The ruling was a blow to the Pharmaceutical Research and Manufacturers of America, a trade group whose members include Pfizer Inc and Eli Lilly and Co. PhRMA had urged the court to rule that drugs are still covered by U.S. patents after a sale abroad, arguing that resellers will buy their drugs in poor countries, where they are sold at a discount, and then import them into the United States.
The justices overturned a ruling by the U.S. Court of Appeals for the Federal Circuit favoring Lexmark that had upheld a lower court’s decision that Impression Products was liable for reselling Lexmark’s cartridges that were first sold abroad.
Justice Ruth Bader Ginsburg partially dissented, agreeing with the majority that Lexmark’s post-sale restrictions in its contracts with customers were invalid but saying that patent owners can still assert patent rights in goods they sell abroad.
Andrew Pincus, a lawyer for Impression Products, said the ruling “freed entrepreneurs such as Impression Products from the threat of lawsuits” and “enables these entrepreneurs to compete in secondary markets and provide consumers with quality goods and services at lower prices.”
Bob Patton, senior vice president and general counsel for Lexmark, said the company is disappointed by the ruling, adding that Lexmark’s post-sale restrictions are “clear and enforceable under contract law.”
The dispute was closely watched by the tech and pharmaceutical industries because of its potential impact on how they engage in international trade.
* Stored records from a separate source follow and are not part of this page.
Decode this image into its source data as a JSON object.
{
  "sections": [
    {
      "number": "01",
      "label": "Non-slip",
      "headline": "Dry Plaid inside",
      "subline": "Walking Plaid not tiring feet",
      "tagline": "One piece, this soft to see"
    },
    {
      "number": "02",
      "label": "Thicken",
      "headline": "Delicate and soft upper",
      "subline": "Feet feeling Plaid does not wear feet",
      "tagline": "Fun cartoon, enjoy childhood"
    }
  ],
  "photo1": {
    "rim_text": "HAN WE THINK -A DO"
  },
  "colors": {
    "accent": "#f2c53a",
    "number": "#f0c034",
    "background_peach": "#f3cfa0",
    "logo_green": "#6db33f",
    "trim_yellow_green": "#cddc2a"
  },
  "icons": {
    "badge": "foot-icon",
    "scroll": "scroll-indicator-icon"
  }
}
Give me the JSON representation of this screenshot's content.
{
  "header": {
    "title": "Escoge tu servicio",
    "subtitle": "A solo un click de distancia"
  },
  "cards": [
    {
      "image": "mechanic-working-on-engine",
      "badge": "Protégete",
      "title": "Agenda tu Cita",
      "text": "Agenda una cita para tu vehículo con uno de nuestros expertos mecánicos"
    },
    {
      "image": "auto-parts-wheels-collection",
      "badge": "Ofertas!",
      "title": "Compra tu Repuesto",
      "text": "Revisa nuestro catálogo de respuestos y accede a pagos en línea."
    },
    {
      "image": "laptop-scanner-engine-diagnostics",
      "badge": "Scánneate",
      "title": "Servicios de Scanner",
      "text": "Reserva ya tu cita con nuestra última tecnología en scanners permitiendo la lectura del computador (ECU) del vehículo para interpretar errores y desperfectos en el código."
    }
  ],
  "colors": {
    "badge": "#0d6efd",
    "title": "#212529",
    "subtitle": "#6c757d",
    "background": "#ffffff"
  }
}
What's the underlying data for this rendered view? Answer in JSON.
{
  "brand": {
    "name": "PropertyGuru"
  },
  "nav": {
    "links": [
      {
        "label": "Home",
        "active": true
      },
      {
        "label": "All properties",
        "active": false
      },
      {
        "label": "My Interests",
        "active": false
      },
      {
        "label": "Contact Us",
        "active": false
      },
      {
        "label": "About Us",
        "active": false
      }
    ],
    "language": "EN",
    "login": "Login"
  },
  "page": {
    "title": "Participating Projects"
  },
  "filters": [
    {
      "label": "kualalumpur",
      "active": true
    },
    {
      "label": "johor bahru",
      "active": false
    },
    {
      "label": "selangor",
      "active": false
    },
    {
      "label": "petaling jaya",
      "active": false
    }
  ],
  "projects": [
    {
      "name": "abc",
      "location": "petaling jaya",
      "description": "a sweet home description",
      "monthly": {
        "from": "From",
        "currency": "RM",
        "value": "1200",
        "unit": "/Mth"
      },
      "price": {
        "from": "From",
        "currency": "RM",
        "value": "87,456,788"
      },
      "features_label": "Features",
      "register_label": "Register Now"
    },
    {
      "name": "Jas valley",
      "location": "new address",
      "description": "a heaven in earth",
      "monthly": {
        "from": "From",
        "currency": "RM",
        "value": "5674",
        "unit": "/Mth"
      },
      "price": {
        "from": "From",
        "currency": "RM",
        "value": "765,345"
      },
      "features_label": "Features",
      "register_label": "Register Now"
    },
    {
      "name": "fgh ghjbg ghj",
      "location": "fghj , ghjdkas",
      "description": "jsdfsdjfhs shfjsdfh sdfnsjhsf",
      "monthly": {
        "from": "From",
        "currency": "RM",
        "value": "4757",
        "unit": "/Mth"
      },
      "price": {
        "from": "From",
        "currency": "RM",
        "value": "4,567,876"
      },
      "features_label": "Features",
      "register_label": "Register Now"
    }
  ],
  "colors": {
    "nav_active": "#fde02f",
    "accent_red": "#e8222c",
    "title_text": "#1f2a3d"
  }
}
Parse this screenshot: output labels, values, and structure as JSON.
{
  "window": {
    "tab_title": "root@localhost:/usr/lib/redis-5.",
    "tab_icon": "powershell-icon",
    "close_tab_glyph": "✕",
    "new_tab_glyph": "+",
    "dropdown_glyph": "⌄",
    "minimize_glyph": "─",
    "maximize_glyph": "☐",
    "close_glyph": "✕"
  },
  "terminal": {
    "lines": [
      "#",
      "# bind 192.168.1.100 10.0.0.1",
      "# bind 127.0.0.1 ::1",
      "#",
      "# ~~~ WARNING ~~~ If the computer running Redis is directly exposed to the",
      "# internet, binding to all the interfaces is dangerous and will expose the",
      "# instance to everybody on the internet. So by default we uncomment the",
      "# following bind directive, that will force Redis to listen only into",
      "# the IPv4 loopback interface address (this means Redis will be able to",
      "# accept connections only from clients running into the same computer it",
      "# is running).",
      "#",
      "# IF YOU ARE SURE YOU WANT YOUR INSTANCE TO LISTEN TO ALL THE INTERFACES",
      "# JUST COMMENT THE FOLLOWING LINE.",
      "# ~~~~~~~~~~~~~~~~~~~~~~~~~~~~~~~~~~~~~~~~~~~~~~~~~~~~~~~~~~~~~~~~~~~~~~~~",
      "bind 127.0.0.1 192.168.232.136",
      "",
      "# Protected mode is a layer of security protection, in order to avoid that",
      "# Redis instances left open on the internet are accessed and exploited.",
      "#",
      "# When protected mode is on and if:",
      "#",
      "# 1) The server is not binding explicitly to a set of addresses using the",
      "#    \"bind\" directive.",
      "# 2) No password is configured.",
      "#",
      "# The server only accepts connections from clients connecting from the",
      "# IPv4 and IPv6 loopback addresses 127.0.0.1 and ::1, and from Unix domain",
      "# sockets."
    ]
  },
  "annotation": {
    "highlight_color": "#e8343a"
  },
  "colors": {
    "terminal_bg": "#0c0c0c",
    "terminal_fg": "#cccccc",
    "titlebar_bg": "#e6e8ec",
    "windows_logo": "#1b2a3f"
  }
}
Several companies, including Intel Corp and Vizio Inc, asked the court to hear the case.
Justice Neil Gorsuch was not on the court when it heard arguments in the case and did not participate in the decision.
Reporting by Jan Wolfe in New York; Editing by Noeleen Walder and Will Dunham